Now, I’m sure it’s possible to get other views of this situation. Turnbull, for one, has stated that he has spoken directly to the satellite industry about the issue, and is convinced that NBN Co can lease the capacity it needs to provide, instead of building its own satellites. In addition, it is possible to argue that from a policy perspective, remote Australians don’t need 12Mbps broadband speeds or higher quotas, and could get by on lesser broadband solutions, given that they’re living in such remote areas.
However, for what it’s worth, I believe Dawson when he says NBN Co couldn’t meet its current policy commitments (which were set by the Labor Federal Government) without launching these two satellites. I also believe that the company has done extensive due diligence on the matter. Part of this belief is based on what I have seen of NBN Co’s contract processes, which have always appeared to be above board, but another part of it is that I don’t believe an executive of Dawson’s stature would willingly tell porkies about core technology infrastructure and procurement. He has no motivation to, after all — NBN Co is working for the public good of Australia. And it’s a company of engineers, not a company of politicians.
With respect to the broadband policy question, I do believe that remote Australians deserve and will definitely fully utilise broadband speeds of 12Mbps and increased quotas.

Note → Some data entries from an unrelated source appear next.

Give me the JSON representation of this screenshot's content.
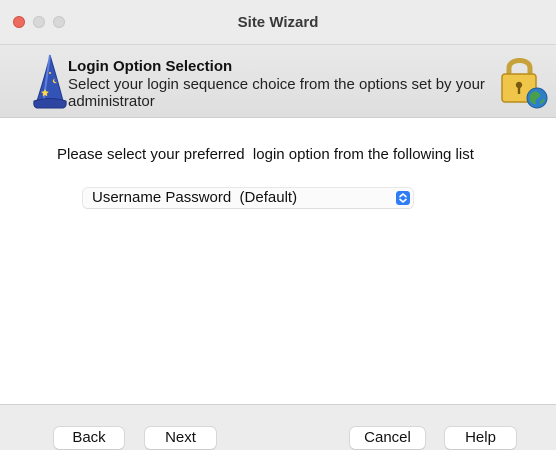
{
  "window": {
    "title": "Site Wizard",
    "traffic_lights": [
      "close",
      "minimize",
      "zoom"
    ]
  },
  "header": {
    "title": "Login Option Selection",
    "description": "Select your login sequence choice from the options set by your administrator",
    "left_icon": "wizard-hat-icon",
    "right_icon": "lock-globe-icon"
  },
  "content": {
    "prompt": "Please select your preferred  login option from the following list",
    "select": {
      "value": "Username Password  (Default)",
      "accent": "#2f7cf6"
    }
  },
  "footer": {
    "back_label": "Back",
    "next_label": "Next",
    "cancel_label": "Cancel",
    "help_label": "Help"
  }
}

Certainly we do in the cities — in rural areas such as farms and properties I can only see an increased need for good broadband.
Of course, as always, I will be happy to look at any evidence to the contrary — please send it to me if you have some — but for now, technically speaking, it appears as if NBN Co has made the right technical decision with its satellite contract announcement this week.
Image credit: NBN Co